Source data
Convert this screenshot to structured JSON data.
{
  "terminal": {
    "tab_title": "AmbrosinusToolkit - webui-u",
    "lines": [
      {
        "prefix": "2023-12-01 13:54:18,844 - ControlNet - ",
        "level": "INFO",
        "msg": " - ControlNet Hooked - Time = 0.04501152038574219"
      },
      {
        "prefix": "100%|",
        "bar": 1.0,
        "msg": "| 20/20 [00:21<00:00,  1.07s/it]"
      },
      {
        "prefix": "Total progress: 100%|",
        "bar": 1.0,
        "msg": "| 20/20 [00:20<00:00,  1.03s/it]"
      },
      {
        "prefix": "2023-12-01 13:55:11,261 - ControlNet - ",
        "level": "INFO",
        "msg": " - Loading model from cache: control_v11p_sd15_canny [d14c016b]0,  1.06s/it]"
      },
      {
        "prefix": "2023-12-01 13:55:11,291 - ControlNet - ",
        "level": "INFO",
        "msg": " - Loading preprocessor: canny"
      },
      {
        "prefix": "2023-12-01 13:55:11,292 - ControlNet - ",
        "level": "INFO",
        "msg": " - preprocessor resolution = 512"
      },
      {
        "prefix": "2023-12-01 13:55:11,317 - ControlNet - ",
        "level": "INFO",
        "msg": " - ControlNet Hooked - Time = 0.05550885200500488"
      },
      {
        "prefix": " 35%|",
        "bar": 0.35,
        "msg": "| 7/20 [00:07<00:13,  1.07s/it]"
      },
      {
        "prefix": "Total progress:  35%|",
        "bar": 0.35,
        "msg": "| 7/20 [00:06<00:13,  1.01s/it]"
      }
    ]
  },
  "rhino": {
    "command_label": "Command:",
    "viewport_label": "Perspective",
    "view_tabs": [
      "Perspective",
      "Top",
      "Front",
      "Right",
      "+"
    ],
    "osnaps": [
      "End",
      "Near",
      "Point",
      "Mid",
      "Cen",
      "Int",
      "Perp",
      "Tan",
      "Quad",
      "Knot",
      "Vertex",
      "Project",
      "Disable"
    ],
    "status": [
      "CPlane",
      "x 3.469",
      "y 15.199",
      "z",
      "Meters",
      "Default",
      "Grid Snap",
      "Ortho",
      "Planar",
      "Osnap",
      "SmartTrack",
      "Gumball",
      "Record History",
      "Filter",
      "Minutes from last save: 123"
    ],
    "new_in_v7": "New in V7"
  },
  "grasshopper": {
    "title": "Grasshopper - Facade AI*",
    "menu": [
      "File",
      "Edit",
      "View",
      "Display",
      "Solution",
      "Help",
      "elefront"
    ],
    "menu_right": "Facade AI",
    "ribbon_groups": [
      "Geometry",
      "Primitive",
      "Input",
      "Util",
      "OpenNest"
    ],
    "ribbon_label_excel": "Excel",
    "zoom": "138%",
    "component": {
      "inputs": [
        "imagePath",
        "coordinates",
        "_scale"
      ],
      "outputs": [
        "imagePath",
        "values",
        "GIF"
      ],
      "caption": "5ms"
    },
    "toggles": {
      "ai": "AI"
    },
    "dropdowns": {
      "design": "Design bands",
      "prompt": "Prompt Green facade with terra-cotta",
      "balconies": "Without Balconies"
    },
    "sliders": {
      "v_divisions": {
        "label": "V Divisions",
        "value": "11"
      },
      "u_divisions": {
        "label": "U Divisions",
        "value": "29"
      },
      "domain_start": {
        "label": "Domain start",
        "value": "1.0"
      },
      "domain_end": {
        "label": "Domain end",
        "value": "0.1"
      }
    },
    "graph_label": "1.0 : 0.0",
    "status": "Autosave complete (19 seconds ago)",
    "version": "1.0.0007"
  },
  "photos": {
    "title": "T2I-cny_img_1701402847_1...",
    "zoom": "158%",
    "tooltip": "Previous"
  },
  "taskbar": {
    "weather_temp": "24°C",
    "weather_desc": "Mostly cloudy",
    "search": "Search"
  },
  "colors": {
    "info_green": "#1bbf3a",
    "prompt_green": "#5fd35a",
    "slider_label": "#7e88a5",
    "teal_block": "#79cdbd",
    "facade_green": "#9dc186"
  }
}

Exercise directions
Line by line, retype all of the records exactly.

Written answer
Convert this screenshot to structured JSON data.
{
  "terminal": {
    "tab_title": "AmbrosinusToolkit - webui-u",
    "lines": [
      {
        "prefix": "2023-12-01 13:54:18,844 - ControlNet - ",
        "level": "INFO",
        "msg": " - ControlNet Hooked - Time = 0.04501152038574219"
      },
      {
        "prefix": "100%|",
        "bar": 1.0,
        "msg": "| 20/20 [00:21<00:00,  1.07s/it]"
      },
      {
        "prefix": "Total progress: 100%|",
        "bar": 1.0,
        "msg": "| 20/20 [00:20<00:00,  1.03s/it]"
      },
      {
        "prefix": "2023-12-01 13:55:11,261 - ControlNet - ",
        "level": "INFO",
        "msg": " - Loading model from cache: control_v11p_sd15_canny [d14c016b]0,  1.06s/it]"
      },
      {
        "prefix": "2023-12-01 13:55:11,291 - ControlNet - ",
        "level": "INFO",
        "msg": " - Loading preprocessor: canny"
      },
      {
        "prefix": "2023-12-01 13:55:11,292 - ControlNet - ",
        "level": "INFO",
        "msg": " - preprocessor resolution = 512"
      },
      {
        "prefix": "2023-12-01 13:55:11,317 - ControlNet - ",
        "level": "INFO",
        "msg": " - ControlNet Hooked - Time = 0.05550885200500488"
      },
      {
        "prefix": " 35%|",
        "bar": 0.35,
        "msg": "| 7/20 [00:07<00:13,  1.07s/it]"
      },
      {
        "prefix": "Total progress:  35%|",
        "bar": 0.35,
        "msg": "| 7/20 [00:06<00:13,  1.01s/it]"
      }
    ]
  },
  "rhino": {
    "command_label": "Command:",
    "viewport_label": "Perspective",
    "view_tabs": [
      "Perspective",
      "Top",
      "Front",
      "Right",
      "+"
    ],
    "osnaps": [
      "End",
      "Near",
      "Point",
      "Mid",
      "Cen",
      "Int",
      "Perp",
      "Tan",
      "Quad",
      "Knot",
      "Vertex",
      "Project",
      "Disable"
    ],
    "status": [
      "CPlane",
      "x 3.469",
      "y 15.199",
      "z",
      "Meters",
      "Default",
      "Grid Snap",
      "Ortho",
      "Planar",
      "Osnap",
      "SmartTrack",
      "Gumball",
      "Record History",
      "Filter",
      "Minutes from last save: 123"
    ],
    "new_in_v7": "New in V7"
  },
  "grasshopper": {
    "title": "Grasshopper - Facade AI*",
    "menu": [
      "File",
      "Edit",
      "View",
      "Display",
      "Solution",
      "Help",
      "elefront"
    ],
    "menu_right": "Facade AI",
    "ribbon_groups": [
      "Geometry",
      "Primitive",
      "Input",
      "Util",
      "OpenNest"
    ],
    "ribbon_label_excel": "Excel",
    "zoom": "138%",
    "component": {
      "inputs": [
        "imagePath",
        "coordinates",
        "_scale"
      ],
      "outputs": [
        "imagePath",
        "values",
        "GIF"
      ],
      "caption": "5ms"
    },
    "toggles": {
      "ai": "AI"
    },
    "dropdowns": {
      "design": "Design bands",
      "prompt": "Prompt Green facade with terra-cotta",
      "balconies": "Without Balconies"
    },
    "sliders": {
      "v_divisions": {
        "label": "V Divisions",
        "value": "11"
      },
      "u_divisions": {
        "label": "U Divisions",
        "value": "29"
      },
      "domain_start": {
        "label": "Domain start",
        "value": "1.0"
      },
      "domain_end": {
        "label": "Domain end",
        "value": "0.1"
      }
    },
    "graph_label": "1.0 : 0.0",
    "status": "Autosave complete (19 seconds ago)",
    "version": "1.0.0007"
  },
  "photos": {
    "title": "T2I-cny_img_1701402847_1...",
    "zoom": "158%",
    "tooltip": "Previous"
  },
  "taskbar": {
    "weather_temp": "24°C",
    "weather_desc": "Mostly cloudy",
    "search": "Search"
  },
  "colors": {
    "info_green": "#1bbf3a",
    "prompt_green": "#5fd35a",
    "slider_label": "#7e88a5",
    "teal_block": "#79cdbd",
    "facade_green": "#9dc186"
  }
}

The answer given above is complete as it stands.